Know your own values.
Even though youth workers are not mandated to report abuse in Victoria The team here at Ultimate Youth Worker would argue that we have a moral requirement to report abuse to the authorities. But where does this lead??? What do we report on??? Abuse!!! Physical, Sexual, Emotional and Neglect. But this can lead to some difficulties with youth work theory and practice. What is the central theoretical framework for youth work practice? We would argue RELATIONSHIP. We know this is contentious and we will get some negative feedback, but we develop our RELATIONSHIP with young people as a means to support them as a whole person. But is the RELATIONSHIP more important than a young persons safety and protection from abuse???

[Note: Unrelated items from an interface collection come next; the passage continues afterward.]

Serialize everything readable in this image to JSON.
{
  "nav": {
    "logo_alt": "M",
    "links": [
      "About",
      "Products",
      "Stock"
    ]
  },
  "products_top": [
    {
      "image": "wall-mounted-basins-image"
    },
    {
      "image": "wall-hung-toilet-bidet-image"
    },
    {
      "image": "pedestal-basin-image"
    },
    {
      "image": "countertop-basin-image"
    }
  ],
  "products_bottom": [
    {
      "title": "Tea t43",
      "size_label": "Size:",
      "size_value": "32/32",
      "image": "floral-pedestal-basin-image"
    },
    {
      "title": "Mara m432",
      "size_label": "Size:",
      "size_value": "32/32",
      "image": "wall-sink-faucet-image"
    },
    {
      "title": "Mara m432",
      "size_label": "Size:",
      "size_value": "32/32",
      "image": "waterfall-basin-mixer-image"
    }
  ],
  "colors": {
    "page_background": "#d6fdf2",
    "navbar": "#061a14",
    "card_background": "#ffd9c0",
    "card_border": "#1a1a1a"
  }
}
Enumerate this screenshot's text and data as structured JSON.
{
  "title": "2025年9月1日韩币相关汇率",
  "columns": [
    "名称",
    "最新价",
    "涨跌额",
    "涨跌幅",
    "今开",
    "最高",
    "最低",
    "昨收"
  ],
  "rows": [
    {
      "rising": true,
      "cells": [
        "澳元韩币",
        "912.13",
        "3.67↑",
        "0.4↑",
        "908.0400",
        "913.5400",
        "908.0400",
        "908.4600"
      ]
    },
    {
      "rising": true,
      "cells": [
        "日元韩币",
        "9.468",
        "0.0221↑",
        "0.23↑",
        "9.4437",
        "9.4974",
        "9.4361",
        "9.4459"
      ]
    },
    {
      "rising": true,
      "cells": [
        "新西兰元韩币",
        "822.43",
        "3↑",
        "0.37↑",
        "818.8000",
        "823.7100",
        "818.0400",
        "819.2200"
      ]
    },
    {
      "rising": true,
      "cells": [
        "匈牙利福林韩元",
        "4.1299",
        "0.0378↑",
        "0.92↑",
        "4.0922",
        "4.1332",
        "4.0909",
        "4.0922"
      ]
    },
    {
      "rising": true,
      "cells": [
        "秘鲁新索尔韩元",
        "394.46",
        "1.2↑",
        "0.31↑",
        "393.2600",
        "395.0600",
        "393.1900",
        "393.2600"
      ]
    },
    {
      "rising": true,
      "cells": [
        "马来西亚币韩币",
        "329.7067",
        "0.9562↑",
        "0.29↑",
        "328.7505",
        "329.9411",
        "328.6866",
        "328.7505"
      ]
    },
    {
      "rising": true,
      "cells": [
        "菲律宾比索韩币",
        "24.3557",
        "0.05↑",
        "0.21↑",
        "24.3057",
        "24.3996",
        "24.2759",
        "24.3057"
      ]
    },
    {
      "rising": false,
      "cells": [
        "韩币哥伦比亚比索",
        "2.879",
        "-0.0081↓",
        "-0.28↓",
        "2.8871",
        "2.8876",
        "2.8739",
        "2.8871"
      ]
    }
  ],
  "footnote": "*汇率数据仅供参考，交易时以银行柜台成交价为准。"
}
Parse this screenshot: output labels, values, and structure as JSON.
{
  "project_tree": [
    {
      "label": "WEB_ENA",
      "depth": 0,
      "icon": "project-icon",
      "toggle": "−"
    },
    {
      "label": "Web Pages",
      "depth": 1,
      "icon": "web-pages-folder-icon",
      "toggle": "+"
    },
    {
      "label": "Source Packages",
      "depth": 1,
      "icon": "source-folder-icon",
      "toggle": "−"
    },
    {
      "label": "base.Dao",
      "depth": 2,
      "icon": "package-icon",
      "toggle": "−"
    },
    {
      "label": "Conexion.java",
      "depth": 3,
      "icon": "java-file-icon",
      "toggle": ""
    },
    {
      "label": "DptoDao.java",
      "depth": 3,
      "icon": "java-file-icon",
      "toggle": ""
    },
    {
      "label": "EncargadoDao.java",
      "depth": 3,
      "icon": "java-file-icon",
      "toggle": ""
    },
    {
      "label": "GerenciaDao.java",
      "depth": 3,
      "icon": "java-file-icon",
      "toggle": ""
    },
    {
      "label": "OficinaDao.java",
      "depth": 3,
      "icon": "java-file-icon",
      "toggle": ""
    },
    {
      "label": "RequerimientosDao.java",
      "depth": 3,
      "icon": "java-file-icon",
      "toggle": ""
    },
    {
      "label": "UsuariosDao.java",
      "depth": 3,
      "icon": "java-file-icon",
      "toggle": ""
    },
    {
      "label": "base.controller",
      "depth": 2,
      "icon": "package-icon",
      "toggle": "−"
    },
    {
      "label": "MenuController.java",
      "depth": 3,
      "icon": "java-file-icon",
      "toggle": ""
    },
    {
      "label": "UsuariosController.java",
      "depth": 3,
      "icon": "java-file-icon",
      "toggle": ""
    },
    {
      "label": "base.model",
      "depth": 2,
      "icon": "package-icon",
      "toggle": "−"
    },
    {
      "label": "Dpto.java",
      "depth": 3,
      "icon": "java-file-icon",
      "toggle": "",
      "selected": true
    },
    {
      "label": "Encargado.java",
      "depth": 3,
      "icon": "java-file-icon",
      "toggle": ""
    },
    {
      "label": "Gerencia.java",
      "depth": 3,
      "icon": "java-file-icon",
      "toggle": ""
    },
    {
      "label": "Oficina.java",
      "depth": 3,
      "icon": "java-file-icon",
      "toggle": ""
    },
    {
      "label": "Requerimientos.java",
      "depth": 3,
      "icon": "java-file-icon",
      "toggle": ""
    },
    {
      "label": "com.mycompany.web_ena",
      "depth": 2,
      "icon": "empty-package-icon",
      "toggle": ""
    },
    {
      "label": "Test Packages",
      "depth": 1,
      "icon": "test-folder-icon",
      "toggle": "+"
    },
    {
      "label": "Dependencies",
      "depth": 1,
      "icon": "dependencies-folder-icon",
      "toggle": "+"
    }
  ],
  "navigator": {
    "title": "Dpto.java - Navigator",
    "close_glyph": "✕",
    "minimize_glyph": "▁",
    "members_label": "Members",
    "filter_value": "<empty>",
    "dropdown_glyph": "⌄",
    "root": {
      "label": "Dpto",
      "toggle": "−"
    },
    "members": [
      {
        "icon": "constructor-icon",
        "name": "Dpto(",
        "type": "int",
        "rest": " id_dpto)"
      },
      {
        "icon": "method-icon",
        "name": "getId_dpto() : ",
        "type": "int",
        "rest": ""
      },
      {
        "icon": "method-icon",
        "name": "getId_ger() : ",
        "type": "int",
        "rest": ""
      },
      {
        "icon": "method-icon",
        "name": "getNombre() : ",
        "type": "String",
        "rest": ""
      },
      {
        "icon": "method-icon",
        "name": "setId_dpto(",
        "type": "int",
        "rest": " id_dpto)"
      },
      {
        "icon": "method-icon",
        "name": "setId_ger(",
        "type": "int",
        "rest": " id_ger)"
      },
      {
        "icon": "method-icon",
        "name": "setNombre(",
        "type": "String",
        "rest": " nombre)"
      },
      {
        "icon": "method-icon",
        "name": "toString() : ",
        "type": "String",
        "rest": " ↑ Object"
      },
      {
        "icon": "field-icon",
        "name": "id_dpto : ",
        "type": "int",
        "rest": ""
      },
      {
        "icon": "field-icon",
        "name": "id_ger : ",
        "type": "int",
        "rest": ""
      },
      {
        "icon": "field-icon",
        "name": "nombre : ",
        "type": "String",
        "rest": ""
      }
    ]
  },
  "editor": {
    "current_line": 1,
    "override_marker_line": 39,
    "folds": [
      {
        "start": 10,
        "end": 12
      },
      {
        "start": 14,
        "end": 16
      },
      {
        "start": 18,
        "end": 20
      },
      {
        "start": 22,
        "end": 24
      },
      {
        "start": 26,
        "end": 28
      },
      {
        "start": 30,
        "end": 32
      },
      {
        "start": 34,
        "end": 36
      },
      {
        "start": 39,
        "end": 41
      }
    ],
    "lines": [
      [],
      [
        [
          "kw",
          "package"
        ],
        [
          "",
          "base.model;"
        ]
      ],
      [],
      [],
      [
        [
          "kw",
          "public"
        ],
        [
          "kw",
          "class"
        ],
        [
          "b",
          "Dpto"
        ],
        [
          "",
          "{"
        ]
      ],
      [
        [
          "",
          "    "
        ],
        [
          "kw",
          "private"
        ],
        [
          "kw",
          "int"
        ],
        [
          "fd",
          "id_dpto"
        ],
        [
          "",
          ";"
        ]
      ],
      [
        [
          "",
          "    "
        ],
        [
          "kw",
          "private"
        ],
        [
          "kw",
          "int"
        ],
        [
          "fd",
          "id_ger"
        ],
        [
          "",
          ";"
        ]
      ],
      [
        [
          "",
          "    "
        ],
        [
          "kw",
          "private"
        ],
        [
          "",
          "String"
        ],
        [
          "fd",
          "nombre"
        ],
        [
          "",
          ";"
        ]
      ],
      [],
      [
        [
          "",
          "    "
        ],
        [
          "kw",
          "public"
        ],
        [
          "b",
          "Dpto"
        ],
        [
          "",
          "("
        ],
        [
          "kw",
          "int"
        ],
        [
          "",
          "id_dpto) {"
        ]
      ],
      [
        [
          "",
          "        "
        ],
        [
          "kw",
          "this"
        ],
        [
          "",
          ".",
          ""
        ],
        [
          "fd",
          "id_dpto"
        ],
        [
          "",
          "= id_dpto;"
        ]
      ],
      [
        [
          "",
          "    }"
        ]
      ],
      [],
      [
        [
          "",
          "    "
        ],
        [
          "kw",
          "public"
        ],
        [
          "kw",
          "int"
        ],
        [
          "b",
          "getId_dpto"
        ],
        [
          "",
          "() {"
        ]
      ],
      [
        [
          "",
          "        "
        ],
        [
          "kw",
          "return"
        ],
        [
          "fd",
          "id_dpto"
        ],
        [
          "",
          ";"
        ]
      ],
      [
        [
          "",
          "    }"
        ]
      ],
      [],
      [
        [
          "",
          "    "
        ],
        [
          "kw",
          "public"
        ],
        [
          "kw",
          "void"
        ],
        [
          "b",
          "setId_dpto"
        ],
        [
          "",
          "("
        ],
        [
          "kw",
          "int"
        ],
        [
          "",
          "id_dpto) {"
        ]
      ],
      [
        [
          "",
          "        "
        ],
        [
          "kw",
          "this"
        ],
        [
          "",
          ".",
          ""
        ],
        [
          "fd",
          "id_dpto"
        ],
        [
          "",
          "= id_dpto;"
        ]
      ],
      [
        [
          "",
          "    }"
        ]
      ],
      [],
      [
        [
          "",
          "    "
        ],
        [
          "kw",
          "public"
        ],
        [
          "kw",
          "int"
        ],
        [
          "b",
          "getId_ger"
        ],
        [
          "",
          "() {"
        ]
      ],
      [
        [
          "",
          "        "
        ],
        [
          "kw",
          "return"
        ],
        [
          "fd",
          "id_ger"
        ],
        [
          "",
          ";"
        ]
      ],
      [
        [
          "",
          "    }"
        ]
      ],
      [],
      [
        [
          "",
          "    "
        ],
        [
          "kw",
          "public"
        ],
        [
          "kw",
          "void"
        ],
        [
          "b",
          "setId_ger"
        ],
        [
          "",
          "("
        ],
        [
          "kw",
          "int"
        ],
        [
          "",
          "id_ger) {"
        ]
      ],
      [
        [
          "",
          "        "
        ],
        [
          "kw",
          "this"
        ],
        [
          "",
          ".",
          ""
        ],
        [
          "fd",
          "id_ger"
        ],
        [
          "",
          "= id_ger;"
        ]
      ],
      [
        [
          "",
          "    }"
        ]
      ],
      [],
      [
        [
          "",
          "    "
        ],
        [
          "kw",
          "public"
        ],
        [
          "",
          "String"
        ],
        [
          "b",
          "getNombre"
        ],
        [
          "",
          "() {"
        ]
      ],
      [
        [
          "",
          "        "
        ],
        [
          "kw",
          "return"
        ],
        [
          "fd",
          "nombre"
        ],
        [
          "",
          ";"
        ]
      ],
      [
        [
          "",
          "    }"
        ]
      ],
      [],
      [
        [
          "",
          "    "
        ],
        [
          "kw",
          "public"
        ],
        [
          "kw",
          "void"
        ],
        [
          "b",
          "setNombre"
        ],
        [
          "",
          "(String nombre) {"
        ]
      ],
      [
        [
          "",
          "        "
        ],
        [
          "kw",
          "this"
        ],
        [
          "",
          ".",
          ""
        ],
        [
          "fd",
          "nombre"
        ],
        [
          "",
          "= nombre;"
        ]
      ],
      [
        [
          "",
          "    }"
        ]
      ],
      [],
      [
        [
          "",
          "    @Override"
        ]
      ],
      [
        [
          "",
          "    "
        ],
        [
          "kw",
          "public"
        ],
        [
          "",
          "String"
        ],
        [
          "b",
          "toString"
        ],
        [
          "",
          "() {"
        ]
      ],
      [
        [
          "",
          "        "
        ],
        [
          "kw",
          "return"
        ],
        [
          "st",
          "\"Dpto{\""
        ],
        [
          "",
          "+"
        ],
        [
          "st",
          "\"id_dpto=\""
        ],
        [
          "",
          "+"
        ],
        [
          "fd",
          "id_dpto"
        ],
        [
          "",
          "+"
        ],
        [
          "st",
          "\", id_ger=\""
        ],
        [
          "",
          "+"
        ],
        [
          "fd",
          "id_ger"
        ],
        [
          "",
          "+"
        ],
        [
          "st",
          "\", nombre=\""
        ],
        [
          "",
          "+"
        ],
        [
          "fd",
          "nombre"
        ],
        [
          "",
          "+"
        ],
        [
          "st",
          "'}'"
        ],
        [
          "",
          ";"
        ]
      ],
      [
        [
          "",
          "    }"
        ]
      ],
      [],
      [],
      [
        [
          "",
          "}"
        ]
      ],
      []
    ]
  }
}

What is OK? If a parent smacks their 13 year old is it reportable? What if it was with a belt? or a baseball bat? When does a smack turn to a beating? When does a beating become abuse? What about sex??? Is it OK for a young person to have sex? What about age differences? Is two years OK? What about four? How about 20? What if the young person is 12 and they are drunk? What if a young person tells you that they have to cook their own meals at home? What is they do everything? For a youth worker there is no black and white, there is only differing shades of grey.
When young people are navigating the storms and stresses of adolescence it is messy. For one young person in a particular situation a youth worker will act one way. For another, they will act completely differently. Professional discretion and practical wisdom are key to the practice of a youth worker who is not mandated to report abuse. All this being said it comes down to a judgement call. What does your gut tell you??? Is it OK for a father to beat their teen till they bleed? Is it OK for a 12 year old to have sex with a 16 year old? Is it OK for a young person to be left to their own devices because a parent is neglecting them? Your answer will determine your course of action.
Ask your colleagues.
Have a conversation with your colleagues around the issue at hand. Use your peer consultation network. Ask what they would do! Take their advice. Peer consultation, unlike a chat about the weekend around the water cooler, describes a process in which critical and supportive feedback on style and worker identity is emphasized while evaluation of practice is not. Consultation, in contrast to supervision, is characterized by the youth worker’s, “right to accept or reject the suggestions [of others]” (Bernard& amp; Goodyear, 1992, p. 103).
Call your local child protection office and ask for a secondary consultation. Ask them what your responsibility is and what you could do from there. Find online casino bonuses here. Use every network you have to discuss the issue and see what options are open to you.
What is my duty of care?
If you are not mandated it is really up to you! If your organisation doesn’t have a policy it is really up to you! If you have a reasonable belief that a young person is being abused it is really up to you! RELATIONSHIP is important, but never at the expense of the young persons safety.
We will continue to develop the idea of our duty of care as youth workers of the course of this blog. Reflect on your practice and that of others you have seen. If you have questions and you will (We still do) leave a comment below or get to us on the social networks.